But, there is light on the horizon. Much of the blame for the worsening economy can be laid on the price of crude oil. With that price coming down, the economy will react and get stronger. The nice thing that history teaches us is that oil prices don’t recover near as consistently as the resilient U.S. economy.
Today, September light, sweet crude futures settled down $3.98 (3.1%, lower) at $124.44, the lowest settlement price since June 4.
Crude oil futures continue to falter, posting a second consecutive day of losses in the wake of an 11% crude oil price drop last week. The front month futures contract is now $20.74, off its Nymex record close of $145.18 reached on July 3.
The U.S. EIA reported Wednesday that gasoline stocks posted a 2.8 million barrel increase in the week of July 18, far exceeding the 200k barrel increase forecast by many analysts.
Many traders saw this as a sign of eroding U.S. demand in the face of scalding energy prices. As The Price of Crude Oil has been predicting for some time, exuberantly optimistic oil speculators have created a bubble that cannot be sustained. This bubble was recognized by OPEC (who has been burned before) who refused to increase demand in the obvious face of such a temporary increase in prices.
A LaSalle Futures trader stated “For years people have never considered giving up their cars for their daily commute and we really are at that point,” and “People are actually making an effort to consume less energy to make it easier on their pocket books.” History teaches us that when consumers increase efficiency and conservation, demand never recovers - people don’t rush up to the attic to pull insulation out of the attic.
However, larger than expected increases in product inventories were tempered by a larger than expected draw from crude stocks. Oil inventories fell by 1.6 million barrels, compared with an average analyst forecast of a 400,000 barrel draw.
The product and the crude numbers offset each other in the eyes of most of the market place, according to Peter Donovan, VP at Vantage Trading. So what we have is long term demand decreasing with short term supplies also decreasing. The Oil Tycoon speculates that this will lead to much lower prices in the next few months.
Over the last six weeks, the increase in crude oil prices was supercharged by production interruptions in Nigeria and obvious diplomatic problems between Iran and Israel. With these concerns fading, traders have been discounting the “fear premium,” and begun to consider whether the latest leg of the upswing was overblown.
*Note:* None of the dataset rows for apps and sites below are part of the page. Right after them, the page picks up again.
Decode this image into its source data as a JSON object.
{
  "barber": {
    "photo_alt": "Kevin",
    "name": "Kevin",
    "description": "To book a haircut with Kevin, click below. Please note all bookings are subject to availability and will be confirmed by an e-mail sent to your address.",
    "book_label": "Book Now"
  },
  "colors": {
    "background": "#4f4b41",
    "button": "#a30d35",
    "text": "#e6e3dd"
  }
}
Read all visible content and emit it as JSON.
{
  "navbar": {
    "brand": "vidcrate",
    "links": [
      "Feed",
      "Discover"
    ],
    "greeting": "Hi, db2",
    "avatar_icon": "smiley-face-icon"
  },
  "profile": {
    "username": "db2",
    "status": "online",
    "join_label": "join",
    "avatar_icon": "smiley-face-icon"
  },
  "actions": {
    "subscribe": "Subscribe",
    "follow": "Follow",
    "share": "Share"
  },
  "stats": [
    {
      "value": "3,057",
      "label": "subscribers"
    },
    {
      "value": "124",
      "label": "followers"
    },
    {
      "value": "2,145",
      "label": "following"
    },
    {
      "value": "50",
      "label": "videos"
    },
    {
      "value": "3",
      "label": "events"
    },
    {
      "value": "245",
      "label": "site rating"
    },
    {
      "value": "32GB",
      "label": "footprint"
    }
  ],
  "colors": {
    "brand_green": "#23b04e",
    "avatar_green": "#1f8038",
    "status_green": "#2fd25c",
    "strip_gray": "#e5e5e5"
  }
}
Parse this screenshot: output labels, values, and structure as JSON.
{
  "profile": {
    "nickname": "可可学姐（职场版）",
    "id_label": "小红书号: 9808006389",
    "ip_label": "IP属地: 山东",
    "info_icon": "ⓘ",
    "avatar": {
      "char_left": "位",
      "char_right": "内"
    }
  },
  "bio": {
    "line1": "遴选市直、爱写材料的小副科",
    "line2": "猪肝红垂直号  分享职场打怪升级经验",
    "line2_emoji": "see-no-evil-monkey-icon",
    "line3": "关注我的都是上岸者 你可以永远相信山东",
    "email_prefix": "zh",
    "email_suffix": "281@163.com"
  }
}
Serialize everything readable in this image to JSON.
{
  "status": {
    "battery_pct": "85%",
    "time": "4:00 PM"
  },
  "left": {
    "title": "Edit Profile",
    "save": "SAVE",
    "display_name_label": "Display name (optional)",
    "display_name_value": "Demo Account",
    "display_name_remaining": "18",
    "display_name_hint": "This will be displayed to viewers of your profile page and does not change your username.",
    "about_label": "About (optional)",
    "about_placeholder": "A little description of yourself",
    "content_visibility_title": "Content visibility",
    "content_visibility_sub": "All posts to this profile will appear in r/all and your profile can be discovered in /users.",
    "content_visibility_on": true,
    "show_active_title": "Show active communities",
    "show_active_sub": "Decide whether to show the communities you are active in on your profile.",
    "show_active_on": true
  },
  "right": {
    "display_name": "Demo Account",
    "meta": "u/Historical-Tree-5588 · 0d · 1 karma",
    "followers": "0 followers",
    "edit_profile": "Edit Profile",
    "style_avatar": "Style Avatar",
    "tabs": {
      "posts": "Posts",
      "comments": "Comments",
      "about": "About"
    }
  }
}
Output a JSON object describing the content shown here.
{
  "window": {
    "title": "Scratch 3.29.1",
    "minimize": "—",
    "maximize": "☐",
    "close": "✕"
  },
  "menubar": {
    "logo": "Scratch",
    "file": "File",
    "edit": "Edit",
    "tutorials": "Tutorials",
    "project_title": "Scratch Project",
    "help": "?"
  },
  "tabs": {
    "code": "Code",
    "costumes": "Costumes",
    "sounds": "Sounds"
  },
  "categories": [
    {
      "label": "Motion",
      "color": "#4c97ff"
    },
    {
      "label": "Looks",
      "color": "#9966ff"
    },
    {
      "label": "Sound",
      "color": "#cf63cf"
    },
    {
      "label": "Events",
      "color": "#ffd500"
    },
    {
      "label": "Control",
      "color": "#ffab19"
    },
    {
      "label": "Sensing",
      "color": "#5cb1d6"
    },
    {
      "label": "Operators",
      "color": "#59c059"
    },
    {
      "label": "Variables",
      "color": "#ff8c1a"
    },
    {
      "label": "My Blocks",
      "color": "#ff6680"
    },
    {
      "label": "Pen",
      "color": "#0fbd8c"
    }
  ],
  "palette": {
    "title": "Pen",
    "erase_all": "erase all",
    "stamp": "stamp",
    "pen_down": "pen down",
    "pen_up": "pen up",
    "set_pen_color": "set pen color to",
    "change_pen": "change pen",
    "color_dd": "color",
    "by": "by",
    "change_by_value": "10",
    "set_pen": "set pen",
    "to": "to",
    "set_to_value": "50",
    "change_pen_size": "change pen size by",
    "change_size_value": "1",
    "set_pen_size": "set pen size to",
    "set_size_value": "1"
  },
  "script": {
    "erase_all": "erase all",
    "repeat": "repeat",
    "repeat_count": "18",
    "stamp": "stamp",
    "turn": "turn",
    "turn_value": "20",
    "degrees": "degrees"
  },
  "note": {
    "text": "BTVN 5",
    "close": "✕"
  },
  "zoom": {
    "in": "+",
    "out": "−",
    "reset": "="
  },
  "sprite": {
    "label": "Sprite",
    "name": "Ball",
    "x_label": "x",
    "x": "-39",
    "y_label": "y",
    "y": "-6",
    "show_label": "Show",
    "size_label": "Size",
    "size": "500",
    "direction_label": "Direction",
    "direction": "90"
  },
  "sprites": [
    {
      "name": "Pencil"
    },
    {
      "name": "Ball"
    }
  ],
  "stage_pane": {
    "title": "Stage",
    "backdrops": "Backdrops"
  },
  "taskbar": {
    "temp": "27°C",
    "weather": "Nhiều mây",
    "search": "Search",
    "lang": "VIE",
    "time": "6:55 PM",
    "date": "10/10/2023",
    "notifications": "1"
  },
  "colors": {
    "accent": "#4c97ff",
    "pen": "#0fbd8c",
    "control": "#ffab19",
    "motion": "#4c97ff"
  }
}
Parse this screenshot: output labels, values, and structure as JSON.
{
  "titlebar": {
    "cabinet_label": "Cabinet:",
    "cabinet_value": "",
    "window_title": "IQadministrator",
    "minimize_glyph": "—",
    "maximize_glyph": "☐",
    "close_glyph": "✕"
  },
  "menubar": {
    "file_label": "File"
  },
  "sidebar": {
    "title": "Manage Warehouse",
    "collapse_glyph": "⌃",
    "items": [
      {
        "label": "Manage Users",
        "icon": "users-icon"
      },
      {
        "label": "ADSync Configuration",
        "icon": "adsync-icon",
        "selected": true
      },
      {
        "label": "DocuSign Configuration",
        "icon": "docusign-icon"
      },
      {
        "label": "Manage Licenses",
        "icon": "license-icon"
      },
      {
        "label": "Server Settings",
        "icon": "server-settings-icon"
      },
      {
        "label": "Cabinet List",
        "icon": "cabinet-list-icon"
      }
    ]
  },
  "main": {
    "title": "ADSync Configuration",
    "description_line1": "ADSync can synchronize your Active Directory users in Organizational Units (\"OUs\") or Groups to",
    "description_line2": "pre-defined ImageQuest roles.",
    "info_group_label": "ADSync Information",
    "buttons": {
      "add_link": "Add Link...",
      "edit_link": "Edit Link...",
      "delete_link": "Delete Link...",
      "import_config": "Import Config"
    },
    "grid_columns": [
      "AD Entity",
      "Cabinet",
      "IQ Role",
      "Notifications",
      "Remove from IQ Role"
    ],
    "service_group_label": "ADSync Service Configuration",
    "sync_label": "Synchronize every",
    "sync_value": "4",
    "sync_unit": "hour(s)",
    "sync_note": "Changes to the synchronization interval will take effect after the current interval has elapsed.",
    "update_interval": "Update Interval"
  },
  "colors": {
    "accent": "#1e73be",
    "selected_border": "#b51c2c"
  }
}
“We had a very explosive run up to the upside without really having true fundamental reasons,” said Peter Van Cleve, president at T.W. Energy Consulting.
Can anyone say “DUH!”?